Hormone therapy has been the subject of a great deal of misinformation and confusion. We have developed a Bioidentical Hormone Therapy Guide that is intended to clarify the critical issues and provide you with the most accurate description of the therapies and their benefits. If you’ve heard any of the popular myths below, you’ll appreciate how this guide dispels them with the facts you need to know.

Click Here to Download a Free Copy of our Extensive BHRT Practitioner Guide

  • Myth 1: Women who suffer from PMS and hot flashes usually just need depression medication or estrogen supplementation.
  • Facts: Hormone imbalances can present as a wide variety of symptoms, from PMS to depression, as well as weight gain, headaches, sleeplessness, anxiety, decreased sex drive, fatigue, dry hair or skin, even hair loss. Properly diagnosing and treating hormone imbalance symptoms requires a holistic approach – one that evaluates a broad range of the patient’s physical and psychological attributes.
  • Myth #2: Hormone therapy is risky. It can increase morbidity and mortality from breast cancer, cervical cancer, stroke and cardiovascular disease.
  • Facts: The Women’s Health Initiative (WHI) Study of 1991 caused confusion and widespread panic among patients and practitioners. But it was flawed. It focused on synthetic estrogen-only treatments in (older) postmenopausal women. It failed to consider the inherent weaknesses of synthetic estrogens and that the age of the subjects predisposed them to such risks. In March 2004, that part of the study was also closed down. The press release announced that: "After careful consideration of the data, NIH has concluded that with an average of nearly 7 years of follow-up completed, estrogen alone does not appear to affect (either increase or decrease) heart disease, a key question of the study. It has not increased the risk of breast cancer during the time period of the study.".
  • Myth #3: All hormone supplements are the same.
  • Facts: Hormone treatments such as Premarin, Prempro and Ceestin are synthetic, i.e. they are not true hormones.

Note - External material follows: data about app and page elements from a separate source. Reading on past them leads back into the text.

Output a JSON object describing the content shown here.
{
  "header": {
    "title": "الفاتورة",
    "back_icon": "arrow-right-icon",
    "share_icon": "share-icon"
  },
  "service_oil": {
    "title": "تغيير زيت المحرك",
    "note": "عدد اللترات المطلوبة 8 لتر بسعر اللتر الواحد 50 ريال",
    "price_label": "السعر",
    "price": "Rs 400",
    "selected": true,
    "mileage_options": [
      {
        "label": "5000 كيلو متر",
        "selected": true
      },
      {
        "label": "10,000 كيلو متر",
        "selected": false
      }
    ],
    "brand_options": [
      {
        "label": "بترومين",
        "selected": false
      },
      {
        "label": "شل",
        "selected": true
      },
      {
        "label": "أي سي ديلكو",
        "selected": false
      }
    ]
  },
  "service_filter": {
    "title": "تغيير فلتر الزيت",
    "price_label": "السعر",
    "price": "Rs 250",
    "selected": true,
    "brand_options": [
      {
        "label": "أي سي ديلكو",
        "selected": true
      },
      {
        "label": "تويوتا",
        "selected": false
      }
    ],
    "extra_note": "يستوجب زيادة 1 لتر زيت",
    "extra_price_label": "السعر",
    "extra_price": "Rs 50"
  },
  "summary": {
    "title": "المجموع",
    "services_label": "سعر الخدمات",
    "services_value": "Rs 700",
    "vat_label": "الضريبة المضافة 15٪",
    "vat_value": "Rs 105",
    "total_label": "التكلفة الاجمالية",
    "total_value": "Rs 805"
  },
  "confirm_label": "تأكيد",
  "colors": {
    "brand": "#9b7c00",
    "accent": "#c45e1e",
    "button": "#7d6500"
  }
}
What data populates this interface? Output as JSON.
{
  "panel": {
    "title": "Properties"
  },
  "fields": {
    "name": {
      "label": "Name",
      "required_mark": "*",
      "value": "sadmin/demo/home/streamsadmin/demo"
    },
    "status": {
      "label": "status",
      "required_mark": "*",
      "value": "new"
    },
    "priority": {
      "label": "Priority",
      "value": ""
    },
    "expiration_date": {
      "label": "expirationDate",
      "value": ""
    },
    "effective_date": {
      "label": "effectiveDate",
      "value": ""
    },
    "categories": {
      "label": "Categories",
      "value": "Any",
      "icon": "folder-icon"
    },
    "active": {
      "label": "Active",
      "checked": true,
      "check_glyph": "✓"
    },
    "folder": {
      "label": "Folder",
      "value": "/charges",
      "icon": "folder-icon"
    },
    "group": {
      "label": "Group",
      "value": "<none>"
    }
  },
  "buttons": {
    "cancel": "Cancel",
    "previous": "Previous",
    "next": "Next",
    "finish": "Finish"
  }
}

Molecular differences between synthetic progestins and progesterone result in differences in their pharmacological effects on breast tissue. Some of the pro-carcinogenic effects of synthetic progestins contrast with the anti-carcinogenic properties of progesterone, which result in disparate clinical effects on the risk of breast cancer. In other words, bio-identical hormones are associated with lower risks of breast cancer and cardiovascular disease, and are more efficacious than their synthetic and animal derived counterparts..
  • Myth #4: If a hormone supplement doesn’t appear to resolve symptoms, increase the dosage.
  • Facts: The symptoms of imbalances among the family of endocrine hormones are subject to significant overlap. An above-normal level of one hormone can present the same symptoms as a below-normal level of another. In many cases, both below- and above-normal levels of the same hormone can present the same symptoms. It is critical to assess and evaluate all of the endocrine hormones to determine which may need adjustment..
  • Myth #5: Saliva testing is the only acceptable method for measuring hormones.
  • Facts: Testing is not a “one-size-fits-all” proposition. Saliva, blood spot, serum and urine testing each have their advantages and disadvantages..

The best approach is to evaluate every situation independently, and proceed based upon the patient’s symptoms, current treatment regimen, and the hormones being measured.